◆ **PROBLEM DETAILS**
The answer must consist of each line of the records below that contains the string "JSON".

---

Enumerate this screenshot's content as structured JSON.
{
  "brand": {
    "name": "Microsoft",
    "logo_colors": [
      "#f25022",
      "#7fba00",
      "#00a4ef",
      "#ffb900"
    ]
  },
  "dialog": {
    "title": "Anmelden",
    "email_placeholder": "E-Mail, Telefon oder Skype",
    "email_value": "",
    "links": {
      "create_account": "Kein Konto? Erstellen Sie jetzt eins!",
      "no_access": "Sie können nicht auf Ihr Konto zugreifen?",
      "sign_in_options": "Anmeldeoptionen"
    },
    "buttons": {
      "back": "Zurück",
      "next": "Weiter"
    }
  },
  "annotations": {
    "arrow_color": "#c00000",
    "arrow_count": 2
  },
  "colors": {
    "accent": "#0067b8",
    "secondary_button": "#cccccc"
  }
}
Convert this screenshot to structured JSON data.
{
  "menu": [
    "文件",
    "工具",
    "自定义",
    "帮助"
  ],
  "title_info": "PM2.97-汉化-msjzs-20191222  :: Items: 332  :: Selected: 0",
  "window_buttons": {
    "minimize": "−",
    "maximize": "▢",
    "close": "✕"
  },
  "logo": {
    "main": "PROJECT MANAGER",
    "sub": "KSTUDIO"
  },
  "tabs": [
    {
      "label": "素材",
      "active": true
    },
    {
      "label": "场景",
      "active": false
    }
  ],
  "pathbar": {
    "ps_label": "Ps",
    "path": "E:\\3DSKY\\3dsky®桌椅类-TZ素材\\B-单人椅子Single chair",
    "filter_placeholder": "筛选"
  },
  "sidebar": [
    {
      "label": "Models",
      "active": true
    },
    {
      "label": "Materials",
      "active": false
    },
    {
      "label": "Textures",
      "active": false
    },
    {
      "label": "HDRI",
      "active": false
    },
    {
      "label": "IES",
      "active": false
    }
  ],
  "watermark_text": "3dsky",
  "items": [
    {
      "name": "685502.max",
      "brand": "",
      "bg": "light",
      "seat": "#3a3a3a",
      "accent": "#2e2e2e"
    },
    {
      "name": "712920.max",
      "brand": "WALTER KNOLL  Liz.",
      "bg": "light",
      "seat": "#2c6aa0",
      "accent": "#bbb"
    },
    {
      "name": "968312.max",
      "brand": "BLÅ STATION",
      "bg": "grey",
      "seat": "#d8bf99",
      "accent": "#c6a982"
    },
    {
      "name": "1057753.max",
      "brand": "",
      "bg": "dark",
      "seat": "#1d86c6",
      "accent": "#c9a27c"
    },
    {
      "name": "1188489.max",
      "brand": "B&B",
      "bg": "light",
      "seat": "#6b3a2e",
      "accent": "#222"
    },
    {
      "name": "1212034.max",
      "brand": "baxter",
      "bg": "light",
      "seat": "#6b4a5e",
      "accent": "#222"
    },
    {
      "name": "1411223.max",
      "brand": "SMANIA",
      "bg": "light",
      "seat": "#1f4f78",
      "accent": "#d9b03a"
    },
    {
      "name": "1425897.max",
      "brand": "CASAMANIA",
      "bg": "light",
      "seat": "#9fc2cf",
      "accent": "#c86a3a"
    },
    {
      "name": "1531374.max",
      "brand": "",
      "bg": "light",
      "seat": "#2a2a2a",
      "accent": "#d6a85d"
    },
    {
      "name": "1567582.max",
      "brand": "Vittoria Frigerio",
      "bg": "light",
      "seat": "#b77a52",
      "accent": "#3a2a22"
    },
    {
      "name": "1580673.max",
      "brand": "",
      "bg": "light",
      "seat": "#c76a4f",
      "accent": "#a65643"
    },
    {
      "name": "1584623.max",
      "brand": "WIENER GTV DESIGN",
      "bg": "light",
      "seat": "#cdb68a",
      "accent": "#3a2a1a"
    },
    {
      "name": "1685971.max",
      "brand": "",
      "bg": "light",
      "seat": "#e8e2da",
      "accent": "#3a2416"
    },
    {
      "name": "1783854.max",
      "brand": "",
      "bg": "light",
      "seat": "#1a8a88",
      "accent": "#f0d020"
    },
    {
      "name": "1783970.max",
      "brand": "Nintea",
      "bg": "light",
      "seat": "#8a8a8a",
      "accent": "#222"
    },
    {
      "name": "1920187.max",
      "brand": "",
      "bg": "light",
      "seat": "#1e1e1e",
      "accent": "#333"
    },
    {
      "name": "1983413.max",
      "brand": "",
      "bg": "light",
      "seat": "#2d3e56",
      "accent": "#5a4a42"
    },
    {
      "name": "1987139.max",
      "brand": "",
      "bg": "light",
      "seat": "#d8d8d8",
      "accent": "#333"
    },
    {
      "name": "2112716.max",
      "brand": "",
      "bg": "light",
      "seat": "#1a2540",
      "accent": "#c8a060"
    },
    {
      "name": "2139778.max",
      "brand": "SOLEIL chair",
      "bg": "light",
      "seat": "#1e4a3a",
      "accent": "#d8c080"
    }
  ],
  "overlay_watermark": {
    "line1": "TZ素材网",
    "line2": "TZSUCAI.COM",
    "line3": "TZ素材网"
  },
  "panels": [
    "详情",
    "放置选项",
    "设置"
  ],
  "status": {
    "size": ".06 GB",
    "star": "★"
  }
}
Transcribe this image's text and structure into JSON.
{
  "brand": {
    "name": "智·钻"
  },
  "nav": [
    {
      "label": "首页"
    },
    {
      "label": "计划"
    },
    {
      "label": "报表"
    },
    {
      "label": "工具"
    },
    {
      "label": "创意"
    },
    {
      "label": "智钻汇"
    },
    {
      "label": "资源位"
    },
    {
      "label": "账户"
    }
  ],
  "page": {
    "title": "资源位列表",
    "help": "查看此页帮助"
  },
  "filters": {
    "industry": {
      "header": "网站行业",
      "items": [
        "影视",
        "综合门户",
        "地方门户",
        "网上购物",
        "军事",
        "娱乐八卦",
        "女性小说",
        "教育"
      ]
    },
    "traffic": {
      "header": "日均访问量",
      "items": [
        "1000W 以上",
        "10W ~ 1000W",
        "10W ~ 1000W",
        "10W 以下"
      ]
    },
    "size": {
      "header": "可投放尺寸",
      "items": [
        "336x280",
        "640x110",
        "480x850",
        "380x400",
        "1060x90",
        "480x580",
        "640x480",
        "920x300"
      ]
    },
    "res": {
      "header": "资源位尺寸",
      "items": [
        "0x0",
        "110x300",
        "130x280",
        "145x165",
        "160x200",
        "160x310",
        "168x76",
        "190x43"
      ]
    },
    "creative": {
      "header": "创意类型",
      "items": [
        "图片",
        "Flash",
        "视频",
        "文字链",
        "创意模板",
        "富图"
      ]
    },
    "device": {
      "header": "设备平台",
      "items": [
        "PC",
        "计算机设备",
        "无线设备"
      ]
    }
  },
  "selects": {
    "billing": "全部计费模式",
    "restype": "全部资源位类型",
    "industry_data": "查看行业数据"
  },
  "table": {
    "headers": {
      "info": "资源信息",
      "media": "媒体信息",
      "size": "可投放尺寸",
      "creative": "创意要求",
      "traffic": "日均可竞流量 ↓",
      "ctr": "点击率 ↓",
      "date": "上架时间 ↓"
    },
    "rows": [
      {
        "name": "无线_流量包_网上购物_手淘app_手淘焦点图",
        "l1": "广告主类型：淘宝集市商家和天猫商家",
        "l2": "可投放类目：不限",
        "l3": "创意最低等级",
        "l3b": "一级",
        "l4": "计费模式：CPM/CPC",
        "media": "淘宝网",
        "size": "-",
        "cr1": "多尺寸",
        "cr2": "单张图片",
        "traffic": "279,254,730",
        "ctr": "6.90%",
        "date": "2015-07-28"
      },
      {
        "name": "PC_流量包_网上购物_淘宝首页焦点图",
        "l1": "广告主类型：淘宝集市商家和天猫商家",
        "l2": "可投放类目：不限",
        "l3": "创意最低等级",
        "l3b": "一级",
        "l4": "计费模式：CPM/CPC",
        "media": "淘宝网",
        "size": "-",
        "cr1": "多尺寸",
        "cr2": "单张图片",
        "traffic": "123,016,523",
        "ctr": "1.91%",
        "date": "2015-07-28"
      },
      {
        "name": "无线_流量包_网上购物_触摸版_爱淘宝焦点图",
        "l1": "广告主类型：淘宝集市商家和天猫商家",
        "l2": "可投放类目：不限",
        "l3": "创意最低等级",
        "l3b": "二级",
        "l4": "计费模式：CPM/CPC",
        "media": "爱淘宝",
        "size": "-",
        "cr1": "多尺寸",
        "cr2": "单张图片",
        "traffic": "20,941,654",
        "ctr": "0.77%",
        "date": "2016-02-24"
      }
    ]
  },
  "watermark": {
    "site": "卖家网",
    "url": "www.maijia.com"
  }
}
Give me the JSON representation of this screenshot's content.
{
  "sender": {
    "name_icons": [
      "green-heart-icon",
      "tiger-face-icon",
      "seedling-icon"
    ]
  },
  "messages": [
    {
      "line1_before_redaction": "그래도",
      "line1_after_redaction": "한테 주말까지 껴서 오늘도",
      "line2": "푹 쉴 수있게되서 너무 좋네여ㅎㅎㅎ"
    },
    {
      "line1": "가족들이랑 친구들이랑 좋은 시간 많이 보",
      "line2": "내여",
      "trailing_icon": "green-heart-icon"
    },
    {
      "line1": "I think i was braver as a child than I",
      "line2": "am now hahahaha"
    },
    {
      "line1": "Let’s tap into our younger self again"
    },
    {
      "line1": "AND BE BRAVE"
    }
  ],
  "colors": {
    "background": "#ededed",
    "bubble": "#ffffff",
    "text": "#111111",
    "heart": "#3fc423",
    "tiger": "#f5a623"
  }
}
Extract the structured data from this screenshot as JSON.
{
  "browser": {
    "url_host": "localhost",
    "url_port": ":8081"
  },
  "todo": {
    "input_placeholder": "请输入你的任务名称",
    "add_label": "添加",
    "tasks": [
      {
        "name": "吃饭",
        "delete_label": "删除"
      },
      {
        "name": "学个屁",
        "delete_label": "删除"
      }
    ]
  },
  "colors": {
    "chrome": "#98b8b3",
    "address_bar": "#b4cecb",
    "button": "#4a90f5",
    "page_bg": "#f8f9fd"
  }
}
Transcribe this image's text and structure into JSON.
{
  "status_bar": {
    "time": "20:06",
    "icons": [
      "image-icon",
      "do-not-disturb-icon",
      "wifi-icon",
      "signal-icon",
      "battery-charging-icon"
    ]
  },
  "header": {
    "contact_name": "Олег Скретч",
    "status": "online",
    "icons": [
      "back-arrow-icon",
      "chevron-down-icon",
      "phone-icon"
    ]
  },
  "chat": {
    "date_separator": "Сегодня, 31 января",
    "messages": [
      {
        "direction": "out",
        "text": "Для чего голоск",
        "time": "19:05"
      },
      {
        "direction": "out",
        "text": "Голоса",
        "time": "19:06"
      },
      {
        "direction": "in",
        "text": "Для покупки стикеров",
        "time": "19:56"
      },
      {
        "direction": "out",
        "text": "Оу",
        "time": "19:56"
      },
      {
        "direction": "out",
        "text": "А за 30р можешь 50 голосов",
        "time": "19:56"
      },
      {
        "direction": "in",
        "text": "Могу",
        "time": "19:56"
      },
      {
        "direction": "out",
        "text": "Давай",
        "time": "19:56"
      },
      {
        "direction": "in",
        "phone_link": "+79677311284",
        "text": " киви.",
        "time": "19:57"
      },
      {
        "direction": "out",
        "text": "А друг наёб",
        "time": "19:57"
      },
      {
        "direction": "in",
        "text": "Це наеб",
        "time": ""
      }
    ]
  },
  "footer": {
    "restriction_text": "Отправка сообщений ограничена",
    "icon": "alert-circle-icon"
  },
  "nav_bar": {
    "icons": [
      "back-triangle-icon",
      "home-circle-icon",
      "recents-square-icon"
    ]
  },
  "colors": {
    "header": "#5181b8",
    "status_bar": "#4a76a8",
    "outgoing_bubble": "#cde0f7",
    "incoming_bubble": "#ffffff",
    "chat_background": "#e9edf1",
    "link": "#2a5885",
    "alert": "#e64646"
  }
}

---

◆ **WRITTEN ANSWER**
Enumerate this screenshot's content as structured JSON.
Convert this screenshot to structured JSON data.
Transcribe this image's text and structure into JSON.
Give me the JSON representation of this screenshot's content.
Extract the structured data from this screenshot as JSON.
Transcribe this image's text and structure into JSON.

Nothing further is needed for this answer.